-- What you need to do --
When a line in the listing contains the string "title", pick it out and copy it.

________________________

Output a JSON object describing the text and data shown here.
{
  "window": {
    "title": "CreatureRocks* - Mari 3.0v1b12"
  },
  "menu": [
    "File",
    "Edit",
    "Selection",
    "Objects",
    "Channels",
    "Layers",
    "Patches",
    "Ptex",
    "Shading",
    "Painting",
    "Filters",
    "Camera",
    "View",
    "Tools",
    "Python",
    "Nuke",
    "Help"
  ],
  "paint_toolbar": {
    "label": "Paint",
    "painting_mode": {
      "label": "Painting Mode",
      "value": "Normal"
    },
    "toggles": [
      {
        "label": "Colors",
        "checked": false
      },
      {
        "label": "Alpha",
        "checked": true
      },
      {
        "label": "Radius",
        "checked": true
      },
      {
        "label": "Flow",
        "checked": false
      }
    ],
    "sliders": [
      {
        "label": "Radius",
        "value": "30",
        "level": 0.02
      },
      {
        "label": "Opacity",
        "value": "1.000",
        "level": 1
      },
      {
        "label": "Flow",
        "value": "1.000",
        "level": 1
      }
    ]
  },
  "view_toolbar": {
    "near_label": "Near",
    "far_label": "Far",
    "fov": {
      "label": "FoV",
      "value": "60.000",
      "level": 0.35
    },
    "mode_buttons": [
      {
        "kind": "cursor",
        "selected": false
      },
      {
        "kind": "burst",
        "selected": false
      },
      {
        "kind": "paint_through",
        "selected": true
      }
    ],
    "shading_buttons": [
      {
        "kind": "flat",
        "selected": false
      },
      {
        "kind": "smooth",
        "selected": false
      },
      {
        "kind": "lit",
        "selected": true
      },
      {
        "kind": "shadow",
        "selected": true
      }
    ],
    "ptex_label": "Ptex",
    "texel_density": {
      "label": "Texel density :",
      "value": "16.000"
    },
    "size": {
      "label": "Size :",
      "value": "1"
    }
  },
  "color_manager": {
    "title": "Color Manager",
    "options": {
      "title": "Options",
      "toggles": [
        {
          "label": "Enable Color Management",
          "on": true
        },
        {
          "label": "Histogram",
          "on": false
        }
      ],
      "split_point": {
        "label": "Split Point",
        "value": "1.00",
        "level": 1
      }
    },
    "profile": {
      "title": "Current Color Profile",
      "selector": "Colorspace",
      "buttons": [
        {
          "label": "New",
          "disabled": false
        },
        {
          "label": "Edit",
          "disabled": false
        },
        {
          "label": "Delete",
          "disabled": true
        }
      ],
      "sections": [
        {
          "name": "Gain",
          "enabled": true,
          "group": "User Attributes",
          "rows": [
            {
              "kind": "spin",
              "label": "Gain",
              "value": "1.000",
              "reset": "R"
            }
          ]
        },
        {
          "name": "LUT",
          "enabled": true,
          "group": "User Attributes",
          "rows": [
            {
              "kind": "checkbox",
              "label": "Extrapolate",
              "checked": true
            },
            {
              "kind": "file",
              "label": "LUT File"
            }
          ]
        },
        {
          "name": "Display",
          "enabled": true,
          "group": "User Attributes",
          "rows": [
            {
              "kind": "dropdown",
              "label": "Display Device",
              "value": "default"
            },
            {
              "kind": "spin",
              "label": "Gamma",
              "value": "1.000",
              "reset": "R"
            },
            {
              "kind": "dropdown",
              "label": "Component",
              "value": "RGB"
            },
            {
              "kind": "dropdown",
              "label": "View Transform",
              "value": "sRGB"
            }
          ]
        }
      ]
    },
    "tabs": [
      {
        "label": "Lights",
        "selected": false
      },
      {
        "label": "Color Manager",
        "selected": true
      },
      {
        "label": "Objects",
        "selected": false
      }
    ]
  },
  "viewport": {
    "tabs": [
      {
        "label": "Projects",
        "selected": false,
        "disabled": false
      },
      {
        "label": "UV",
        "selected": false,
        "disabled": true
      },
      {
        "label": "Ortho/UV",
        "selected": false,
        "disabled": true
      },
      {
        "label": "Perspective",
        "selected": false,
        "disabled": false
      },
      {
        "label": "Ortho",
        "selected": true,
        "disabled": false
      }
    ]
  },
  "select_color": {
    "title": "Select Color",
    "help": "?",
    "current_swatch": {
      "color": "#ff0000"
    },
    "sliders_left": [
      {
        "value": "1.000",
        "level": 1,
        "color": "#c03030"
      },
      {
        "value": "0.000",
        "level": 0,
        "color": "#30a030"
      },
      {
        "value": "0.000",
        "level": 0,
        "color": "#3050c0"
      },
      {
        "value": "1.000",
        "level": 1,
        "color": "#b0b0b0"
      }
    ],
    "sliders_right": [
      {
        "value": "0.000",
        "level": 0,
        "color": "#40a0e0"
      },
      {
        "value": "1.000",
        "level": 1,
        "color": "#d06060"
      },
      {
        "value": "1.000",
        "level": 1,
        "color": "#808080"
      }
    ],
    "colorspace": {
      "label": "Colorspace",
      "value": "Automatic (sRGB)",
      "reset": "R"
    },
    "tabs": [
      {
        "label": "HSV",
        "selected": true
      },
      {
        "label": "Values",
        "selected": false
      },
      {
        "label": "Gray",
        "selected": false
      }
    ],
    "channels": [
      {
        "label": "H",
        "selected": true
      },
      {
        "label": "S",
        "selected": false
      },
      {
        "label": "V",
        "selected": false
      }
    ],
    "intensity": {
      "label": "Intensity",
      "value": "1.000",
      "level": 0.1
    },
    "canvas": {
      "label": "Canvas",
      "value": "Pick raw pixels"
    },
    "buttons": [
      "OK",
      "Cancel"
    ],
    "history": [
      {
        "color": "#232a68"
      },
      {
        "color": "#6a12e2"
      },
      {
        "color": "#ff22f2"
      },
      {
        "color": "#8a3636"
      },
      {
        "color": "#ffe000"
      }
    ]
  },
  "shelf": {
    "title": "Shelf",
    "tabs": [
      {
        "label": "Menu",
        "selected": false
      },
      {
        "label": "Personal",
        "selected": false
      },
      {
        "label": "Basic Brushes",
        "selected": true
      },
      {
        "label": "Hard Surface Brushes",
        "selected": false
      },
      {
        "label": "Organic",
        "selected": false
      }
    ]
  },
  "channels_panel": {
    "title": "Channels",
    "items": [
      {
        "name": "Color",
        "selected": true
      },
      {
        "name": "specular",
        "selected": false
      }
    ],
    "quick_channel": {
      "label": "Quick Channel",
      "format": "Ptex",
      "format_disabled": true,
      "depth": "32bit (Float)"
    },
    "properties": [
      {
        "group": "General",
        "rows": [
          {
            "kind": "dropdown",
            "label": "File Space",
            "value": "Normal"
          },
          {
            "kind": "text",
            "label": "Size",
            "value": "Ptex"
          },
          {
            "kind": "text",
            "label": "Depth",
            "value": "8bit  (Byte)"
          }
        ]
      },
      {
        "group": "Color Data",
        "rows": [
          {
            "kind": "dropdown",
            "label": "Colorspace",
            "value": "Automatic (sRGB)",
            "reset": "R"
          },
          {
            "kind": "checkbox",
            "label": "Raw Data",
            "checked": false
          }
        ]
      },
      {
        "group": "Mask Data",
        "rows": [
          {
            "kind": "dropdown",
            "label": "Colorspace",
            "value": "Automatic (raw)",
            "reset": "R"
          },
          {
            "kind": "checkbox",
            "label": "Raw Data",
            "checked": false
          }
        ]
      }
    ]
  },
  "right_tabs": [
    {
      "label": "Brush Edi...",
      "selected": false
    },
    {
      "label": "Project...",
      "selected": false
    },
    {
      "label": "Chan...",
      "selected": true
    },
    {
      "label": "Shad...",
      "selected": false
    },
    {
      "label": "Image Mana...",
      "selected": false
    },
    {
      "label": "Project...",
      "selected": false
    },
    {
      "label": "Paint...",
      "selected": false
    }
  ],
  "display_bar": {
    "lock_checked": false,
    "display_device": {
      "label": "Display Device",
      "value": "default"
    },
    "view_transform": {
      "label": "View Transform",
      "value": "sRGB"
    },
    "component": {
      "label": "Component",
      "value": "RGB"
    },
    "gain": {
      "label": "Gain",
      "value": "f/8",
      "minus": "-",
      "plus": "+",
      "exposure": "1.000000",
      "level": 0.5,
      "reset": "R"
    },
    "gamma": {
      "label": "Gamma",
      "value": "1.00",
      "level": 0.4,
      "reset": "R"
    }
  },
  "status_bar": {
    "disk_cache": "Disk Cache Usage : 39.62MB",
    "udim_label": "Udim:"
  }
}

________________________

-- Output of the task --
    "title": "CreatureRocks* - Mari 3.0v1b12"
    "title": "Color Manager",
      "title": "Options",
      "title": "Current Color Profile",
    "title": "Select Color",
    "title": "Shelf",
    "title": "Channels",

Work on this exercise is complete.